— Task inputs —
◆ ◆ ◆
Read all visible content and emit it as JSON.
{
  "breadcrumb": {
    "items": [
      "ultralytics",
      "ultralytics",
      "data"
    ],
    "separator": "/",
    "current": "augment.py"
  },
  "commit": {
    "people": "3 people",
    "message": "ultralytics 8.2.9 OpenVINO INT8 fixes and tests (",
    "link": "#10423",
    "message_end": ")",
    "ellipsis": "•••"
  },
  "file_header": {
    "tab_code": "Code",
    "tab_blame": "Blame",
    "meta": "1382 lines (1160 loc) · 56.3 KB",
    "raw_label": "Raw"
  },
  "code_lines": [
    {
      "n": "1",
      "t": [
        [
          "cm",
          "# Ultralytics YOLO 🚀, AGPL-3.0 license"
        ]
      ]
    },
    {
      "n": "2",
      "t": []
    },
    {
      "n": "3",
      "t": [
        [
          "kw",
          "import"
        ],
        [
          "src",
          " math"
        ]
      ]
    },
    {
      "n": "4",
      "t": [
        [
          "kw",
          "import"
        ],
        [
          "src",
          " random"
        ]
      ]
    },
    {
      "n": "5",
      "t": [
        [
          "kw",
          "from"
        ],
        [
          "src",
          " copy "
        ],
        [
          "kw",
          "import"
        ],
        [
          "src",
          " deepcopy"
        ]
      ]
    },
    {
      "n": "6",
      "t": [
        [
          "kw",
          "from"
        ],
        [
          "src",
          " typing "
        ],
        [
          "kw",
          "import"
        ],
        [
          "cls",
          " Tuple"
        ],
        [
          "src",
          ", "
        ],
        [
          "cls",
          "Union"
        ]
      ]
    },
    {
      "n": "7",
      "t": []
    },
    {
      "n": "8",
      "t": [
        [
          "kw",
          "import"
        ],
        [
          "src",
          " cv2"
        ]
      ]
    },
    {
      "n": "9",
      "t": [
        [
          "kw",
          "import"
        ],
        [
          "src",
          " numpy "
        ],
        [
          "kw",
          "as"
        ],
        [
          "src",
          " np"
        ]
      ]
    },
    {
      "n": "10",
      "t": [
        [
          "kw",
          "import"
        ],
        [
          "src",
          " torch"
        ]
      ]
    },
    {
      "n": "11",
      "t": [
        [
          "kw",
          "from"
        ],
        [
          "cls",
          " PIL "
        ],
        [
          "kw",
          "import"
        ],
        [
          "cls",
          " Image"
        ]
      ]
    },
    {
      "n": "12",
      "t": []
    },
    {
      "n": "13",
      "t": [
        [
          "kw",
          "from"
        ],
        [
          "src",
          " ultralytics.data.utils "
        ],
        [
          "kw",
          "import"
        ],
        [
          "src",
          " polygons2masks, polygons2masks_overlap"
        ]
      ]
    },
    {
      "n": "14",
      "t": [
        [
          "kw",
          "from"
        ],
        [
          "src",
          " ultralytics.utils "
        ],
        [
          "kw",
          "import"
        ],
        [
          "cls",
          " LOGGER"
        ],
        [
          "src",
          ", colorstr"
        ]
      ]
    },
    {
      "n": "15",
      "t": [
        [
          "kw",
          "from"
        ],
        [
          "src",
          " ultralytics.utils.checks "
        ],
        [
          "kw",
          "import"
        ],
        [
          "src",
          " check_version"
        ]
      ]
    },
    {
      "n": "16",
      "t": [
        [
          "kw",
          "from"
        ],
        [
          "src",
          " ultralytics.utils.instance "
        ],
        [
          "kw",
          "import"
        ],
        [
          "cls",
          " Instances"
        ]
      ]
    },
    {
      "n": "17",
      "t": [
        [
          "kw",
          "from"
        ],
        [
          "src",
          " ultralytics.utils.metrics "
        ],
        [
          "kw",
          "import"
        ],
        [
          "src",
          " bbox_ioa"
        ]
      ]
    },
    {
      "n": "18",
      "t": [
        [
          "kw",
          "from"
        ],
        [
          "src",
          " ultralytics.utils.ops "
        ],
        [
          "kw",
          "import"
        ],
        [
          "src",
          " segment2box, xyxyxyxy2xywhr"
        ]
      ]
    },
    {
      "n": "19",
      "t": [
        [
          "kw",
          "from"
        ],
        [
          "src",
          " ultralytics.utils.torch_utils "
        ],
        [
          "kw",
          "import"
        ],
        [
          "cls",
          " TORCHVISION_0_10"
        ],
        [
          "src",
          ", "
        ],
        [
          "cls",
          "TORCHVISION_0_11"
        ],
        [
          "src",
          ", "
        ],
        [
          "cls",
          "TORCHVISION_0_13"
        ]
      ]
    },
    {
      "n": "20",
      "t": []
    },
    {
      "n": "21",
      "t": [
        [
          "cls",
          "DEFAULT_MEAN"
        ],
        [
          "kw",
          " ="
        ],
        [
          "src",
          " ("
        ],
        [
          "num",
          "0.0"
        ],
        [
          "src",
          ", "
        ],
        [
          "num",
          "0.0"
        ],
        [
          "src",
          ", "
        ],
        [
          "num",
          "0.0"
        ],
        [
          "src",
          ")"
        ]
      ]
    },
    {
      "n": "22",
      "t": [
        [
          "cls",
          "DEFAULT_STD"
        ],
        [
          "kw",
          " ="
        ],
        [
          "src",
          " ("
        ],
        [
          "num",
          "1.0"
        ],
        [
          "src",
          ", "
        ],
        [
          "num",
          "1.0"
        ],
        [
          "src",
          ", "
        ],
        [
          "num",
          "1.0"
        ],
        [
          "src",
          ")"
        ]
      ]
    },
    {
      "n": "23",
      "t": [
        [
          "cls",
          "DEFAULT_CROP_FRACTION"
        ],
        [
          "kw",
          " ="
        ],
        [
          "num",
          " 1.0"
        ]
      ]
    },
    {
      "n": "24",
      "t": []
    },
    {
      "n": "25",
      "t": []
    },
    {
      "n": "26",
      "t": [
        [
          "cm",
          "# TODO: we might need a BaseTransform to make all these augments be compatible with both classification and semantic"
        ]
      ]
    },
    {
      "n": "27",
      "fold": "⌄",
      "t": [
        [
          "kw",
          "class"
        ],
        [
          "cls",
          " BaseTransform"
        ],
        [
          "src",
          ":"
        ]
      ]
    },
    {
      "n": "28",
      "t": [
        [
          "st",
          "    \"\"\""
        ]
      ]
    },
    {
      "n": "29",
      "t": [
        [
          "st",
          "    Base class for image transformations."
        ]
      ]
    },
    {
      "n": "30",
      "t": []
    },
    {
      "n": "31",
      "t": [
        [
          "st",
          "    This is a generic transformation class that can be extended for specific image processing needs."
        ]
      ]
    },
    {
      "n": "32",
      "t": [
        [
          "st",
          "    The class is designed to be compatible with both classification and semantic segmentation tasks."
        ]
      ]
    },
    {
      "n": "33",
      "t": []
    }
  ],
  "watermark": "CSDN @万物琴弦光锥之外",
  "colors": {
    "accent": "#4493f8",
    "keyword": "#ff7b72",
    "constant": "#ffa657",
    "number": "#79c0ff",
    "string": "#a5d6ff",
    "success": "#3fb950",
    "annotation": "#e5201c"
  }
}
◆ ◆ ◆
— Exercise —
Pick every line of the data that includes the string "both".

— Solution —
          "# TODO: we might need a BaseTransform to make all these augments be compatible with both classification and semantic"
          "    The class is designed to be compatible with both classification and semantic segmentation tasks."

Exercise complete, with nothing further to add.